Here is a fresh, provocative look at how a recognizable Europe came into being in the first millennium AD. With sharp analytic insight, Peter Heather explores the dynamics of migration and social and economic interaction that changed two vastly different worldsthe undeveloped barbarian world and the sophisticated Roman Empireinto remarkably similar societies and states.
The book's vivid narrative begins at the time of Christ, when the Mediterranean circle, newly united under the Romans, hosted a politically sophisticated, economically advanced, and culturally developed civilizationone with philosophy, banking, professional armies, literature, stunning architecture, even garbage collection. The rest of Europe, meanwhile, was home to subsistence farmers living in small groups, dominated largely by Germanic speakers. Although having some iron tools and weapons, these mostly illiterate peoples worked mainly in wood and never built in stone. The farther east one went, the simpler it became: fewer iron tools and ever less productive economies. And yet ten centuries later, from the Atlantic to the Urals, the European world had turned. Slavic speakers had largely superseded Germanic speakers in central and Eastern Europe, literacy was growing, Christianity had spread, and most fundamentally, Mediterranean supremacy was broken. The emergence of larger and stronger states in the north and east had, by the year 1000, brought patterns of human organization into much greater homogeneity across the continent. Barbarian Europe was barbarian no longer.
Bringing the whole of first millennium European history together for the first time, and challenging current arguments that migration played but a tiny role in this unfolding narrative, Empires and Barbarians views the destruction of the ancient world order in the light of modern migration and globalization patterns. The result is a compelling, nuanced, and integrated view of how the foundations of modern Europe were laid.
British historian Heather (medieval history, Univ. of Oxford; The Fall of the Roman Empire) takes a look at first-millennium migrations in Europe, examining contemporary records, archaeological remains, and modern migration theory.

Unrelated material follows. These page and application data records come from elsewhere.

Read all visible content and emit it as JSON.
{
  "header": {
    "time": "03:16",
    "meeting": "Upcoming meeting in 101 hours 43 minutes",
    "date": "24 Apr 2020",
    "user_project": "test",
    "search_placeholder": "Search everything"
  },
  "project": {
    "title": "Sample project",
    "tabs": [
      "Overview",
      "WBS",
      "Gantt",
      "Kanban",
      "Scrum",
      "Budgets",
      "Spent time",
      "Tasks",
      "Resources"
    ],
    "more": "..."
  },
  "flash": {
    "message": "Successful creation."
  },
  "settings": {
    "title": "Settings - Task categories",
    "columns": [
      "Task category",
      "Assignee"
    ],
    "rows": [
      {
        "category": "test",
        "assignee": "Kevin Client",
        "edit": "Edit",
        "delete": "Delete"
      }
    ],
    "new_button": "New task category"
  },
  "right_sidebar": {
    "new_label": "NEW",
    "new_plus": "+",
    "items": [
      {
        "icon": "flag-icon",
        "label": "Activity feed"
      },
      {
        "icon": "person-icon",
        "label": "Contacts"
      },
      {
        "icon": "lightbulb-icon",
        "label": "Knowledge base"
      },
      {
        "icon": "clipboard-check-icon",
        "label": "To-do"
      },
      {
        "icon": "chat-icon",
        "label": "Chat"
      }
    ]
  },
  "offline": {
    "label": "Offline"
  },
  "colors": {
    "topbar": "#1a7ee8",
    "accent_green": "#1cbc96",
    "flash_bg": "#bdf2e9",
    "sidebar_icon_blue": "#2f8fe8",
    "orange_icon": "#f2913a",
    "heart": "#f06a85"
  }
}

The collapse of Rome in the West and the advance of the Huns from the East set off mass movements of people looking for wealth and security. Examining in chronological order the movements of Germanic peoples, Huns, Slavs, and Vikings, Heather concludes that masses of humanity traipsed across Europe (which some recent historians have doubted) but not exactly in the manner described in old high school history books. The large migrant groups were made up of many temporary loose alliances rather than a single people with a cultural identity. Invaded peoples, even when their conquerors included women and children, were more likely to continue in place in a subservient role than to be massacred. VERDICT Although Heather makes an amiable and learned companion through the centuries of migrations, his exhaustive account is too exhausting and repetitive to be suitable for the general reader. Specialists in the field will want to make the effort.—Stewart Desmond, New York